Knowing the warning signs of anorexia can help parents to aid their child in receiving treatment before the disease progresses to dangerous levels.
No parent wants to believe that her child could be suffering from an eating disorder, but each year thousands of children, teens and young adults are diagnosed with eating disorders such as anorexia. Anorexia is an eating disorder that causes a person to starve him or herself. Anorexia tends to develop in young people (especially girls, but not always) who have a need for some control in their life. If your child is under a great deal of stress in his or her academic or personal life, it could signal susceptibility to anorexia.
Anorexia is not always easy to recognize because many young people are concerned about their weight without suffering from the disease. If you have any concern at all, it is important to talk to your child and possibly seek professional help. Knowing the warning signs of anorexia can help parents to aid their child in receiving treatment before the disease progresses to dangerous levels.
This can be an indicator of anorexia, but many girls with anorexia do not have extreme weight loss. However, if your child loses weight suddenly or dramatically, you should be concerned about anorexia.

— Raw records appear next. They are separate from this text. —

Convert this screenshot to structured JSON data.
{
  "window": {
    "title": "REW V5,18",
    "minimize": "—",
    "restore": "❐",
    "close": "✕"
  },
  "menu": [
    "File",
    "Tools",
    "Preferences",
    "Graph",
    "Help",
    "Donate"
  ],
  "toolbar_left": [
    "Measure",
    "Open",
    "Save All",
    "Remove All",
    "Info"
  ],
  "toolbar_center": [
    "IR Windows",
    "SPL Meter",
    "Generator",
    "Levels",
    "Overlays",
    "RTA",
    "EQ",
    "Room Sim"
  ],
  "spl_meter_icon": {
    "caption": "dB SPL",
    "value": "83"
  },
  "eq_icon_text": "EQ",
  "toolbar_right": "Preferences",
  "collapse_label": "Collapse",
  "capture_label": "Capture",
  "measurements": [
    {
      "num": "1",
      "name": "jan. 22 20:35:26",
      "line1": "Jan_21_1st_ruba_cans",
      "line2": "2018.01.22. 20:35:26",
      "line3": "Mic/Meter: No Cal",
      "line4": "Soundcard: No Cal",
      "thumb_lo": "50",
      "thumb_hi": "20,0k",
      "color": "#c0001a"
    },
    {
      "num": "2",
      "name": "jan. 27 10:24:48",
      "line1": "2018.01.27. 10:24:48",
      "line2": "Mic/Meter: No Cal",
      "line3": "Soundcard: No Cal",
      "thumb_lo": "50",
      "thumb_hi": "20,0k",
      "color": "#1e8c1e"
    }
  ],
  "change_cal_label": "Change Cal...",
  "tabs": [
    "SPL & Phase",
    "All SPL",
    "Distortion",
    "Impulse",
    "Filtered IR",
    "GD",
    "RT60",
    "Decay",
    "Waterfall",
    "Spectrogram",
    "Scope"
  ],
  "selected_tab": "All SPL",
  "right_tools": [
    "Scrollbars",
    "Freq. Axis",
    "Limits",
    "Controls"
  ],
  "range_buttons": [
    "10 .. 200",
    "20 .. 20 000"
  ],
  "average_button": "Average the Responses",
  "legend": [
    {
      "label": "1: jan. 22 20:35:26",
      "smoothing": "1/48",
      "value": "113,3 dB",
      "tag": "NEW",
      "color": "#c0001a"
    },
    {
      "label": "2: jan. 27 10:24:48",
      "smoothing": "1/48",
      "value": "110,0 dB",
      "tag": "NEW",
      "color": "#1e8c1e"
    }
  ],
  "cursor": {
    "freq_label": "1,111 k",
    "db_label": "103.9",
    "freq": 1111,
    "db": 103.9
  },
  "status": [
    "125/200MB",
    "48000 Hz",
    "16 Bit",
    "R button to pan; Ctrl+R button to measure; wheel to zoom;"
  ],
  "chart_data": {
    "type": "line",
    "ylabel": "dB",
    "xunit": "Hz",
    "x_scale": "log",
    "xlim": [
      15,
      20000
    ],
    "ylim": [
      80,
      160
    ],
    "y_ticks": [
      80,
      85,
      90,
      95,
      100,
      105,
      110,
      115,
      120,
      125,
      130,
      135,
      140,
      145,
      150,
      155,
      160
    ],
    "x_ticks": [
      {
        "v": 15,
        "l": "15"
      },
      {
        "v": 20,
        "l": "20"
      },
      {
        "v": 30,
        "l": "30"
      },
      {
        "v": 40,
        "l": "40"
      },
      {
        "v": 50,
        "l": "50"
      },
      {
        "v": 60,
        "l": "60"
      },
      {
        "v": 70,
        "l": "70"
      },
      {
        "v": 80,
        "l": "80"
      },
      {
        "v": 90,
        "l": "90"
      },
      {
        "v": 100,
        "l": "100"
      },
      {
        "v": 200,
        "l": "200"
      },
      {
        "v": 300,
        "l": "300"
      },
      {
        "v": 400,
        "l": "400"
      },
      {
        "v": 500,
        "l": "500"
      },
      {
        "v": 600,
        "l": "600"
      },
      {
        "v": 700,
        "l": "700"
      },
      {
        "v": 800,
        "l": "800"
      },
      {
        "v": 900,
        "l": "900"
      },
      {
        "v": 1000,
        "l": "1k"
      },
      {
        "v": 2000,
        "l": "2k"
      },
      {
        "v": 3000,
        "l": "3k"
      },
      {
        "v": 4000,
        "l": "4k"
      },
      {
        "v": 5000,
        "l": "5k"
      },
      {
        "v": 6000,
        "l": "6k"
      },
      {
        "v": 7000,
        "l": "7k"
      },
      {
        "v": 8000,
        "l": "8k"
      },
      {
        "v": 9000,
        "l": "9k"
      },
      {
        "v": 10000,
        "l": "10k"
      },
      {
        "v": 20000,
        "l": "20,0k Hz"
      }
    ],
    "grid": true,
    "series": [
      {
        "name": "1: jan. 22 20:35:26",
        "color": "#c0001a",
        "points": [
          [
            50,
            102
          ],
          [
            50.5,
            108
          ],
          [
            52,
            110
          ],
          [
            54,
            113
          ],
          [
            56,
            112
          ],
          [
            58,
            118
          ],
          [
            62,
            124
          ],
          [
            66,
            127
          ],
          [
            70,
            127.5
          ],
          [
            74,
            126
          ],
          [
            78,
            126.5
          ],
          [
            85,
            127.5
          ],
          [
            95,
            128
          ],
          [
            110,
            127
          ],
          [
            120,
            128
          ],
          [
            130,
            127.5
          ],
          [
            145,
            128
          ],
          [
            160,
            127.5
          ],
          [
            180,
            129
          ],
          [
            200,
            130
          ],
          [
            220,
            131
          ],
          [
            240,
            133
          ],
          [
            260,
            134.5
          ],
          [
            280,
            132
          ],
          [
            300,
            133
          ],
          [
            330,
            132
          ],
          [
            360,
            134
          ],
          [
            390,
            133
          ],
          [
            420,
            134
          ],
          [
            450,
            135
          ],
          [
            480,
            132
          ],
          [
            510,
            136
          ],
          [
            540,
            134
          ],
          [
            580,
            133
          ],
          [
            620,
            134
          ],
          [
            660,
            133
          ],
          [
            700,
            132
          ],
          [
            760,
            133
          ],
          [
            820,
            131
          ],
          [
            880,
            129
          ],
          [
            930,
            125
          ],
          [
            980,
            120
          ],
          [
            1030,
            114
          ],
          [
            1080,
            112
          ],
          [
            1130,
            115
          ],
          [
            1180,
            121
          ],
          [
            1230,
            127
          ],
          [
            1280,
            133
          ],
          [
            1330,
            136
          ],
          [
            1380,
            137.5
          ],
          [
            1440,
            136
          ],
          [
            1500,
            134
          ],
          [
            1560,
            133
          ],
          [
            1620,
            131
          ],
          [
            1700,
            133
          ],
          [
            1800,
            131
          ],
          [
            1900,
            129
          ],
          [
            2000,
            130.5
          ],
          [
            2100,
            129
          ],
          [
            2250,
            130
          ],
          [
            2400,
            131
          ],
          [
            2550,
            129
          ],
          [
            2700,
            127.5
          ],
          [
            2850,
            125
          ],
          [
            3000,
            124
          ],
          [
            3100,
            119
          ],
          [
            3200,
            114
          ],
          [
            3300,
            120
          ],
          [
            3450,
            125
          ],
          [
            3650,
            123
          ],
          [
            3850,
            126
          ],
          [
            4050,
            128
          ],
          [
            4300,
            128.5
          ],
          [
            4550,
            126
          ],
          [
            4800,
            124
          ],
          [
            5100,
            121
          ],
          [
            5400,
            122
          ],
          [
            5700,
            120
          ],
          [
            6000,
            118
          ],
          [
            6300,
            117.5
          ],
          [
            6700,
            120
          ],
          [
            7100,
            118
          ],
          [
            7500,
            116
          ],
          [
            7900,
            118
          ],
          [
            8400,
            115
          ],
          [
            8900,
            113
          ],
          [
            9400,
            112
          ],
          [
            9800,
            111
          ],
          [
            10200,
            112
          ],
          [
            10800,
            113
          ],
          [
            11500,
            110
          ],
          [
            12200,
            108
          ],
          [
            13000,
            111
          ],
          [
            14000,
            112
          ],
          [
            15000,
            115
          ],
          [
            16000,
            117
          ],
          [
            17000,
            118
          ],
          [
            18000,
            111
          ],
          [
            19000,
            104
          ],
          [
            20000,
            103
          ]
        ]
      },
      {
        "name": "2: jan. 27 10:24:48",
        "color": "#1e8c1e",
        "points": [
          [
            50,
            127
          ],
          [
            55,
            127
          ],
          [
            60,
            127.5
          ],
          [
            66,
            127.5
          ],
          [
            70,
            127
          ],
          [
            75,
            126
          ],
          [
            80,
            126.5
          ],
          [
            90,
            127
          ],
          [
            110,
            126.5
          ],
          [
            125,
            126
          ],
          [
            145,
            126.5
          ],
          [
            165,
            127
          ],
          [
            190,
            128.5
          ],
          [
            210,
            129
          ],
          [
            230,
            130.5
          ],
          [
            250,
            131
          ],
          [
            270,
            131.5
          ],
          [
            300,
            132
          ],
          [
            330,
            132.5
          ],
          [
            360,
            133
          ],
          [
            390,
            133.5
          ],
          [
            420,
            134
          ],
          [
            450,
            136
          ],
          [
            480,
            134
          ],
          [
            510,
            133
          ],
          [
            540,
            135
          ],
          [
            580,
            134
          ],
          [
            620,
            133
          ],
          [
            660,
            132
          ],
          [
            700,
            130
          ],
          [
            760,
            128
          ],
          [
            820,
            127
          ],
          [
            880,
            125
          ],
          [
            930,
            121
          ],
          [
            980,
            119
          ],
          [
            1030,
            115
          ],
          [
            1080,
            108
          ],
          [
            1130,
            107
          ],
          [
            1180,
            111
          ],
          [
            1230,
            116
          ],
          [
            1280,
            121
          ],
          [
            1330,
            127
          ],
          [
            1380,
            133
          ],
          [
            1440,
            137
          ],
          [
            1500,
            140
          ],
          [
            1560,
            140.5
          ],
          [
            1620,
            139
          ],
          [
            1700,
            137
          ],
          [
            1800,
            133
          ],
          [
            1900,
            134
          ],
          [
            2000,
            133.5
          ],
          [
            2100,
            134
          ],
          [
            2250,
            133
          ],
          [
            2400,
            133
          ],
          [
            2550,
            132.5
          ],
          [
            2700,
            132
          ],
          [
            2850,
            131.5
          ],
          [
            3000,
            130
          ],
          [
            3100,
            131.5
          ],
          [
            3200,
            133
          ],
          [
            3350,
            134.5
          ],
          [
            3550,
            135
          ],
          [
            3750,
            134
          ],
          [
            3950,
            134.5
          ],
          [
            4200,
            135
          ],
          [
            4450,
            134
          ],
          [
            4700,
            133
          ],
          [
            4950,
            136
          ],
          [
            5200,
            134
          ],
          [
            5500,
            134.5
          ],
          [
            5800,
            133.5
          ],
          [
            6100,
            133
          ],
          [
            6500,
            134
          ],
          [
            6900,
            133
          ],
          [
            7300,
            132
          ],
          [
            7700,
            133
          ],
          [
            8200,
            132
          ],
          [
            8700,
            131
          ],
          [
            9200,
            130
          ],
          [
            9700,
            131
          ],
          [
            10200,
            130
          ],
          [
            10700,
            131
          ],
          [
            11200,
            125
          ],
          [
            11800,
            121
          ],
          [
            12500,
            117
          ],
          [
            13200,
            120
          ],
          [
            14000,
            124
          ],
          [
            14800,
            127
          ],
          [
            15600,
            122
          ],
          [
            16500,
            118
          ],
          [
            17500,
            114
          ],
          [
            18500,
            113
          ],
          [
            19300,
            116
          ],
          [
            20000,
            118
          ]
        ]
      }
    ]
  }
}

Obsession With Food
People with anorexia are obsessed with food. Although they restrict what they eat, food consumes them. They may eat very small portions or eat unusual food combinations. They may be preoccupied with calories or cooking. Look out for teens and young adults who always have an excuse as to why they're not eating . Another warning sign of anorexia is someone who is constantly drinking diet soda.
Distorted Body Image
A major indicator of anorexia is that a young girl does not see her body as it truly is. She may think that she is fat, even if she's far from it. She may particularly hate one area of her body, such as her stomach or thighs. People with anorexia are never satisfied with their body, no matter how thin they get. Many young women with anorexia weigh themselves frequently as well.
Some people with anorexia have trouble discussing their feelings or brush off concerns others have about their health with simple excuses. They may be moody and respond to confrontation with extreme actions, such as bursts of anger or withdrawal.
A teen who exercises constantly may be trying to do more than get in shape for the soccer team. Obsessive exercise is often an indicator of a bigger problem.
Nausea or Bloating
People with anorexia often complain about feeling nauseas or bloated after eating, even if they ate a normal (or less than normal) amount.
Girls with anorexia often feel cold. If your daughter seems to be cold all the time, especially if the temperature is normal or nobody else seems chilly, it can be a warning sign of anorexia. Look for someone who dresses in layers to combat feeling cold.
Losing hair or having thinning hair is common among those with anorexia.
Stops Getting Her Period
Sometimes girls with anorexia stop getting their period because their body has undergone too much stress. You may notice this in conjunction with severe weight loss.
Self-harm can be an indicator of anorexia, as well as other disorders that require professional treatment.
Eating disorders can be treated, but remaining recovered is a lifelong battle. Treating anorexia may involve psychological help as well as nutritional feeding and medical monitoring. Talk to your child's doctor if you fear that he or she has anorexia.
The side effects of anorexia can be so severe that they shorten a person's life. Learn about the mental and physical dangers asssociated with this disease.
Learning how to treat anorexia begins with an understanding that the disease is psychological in nature. Constant, loving support is required to break the mental barriers that keep anorexics from building a healthy relationship with food.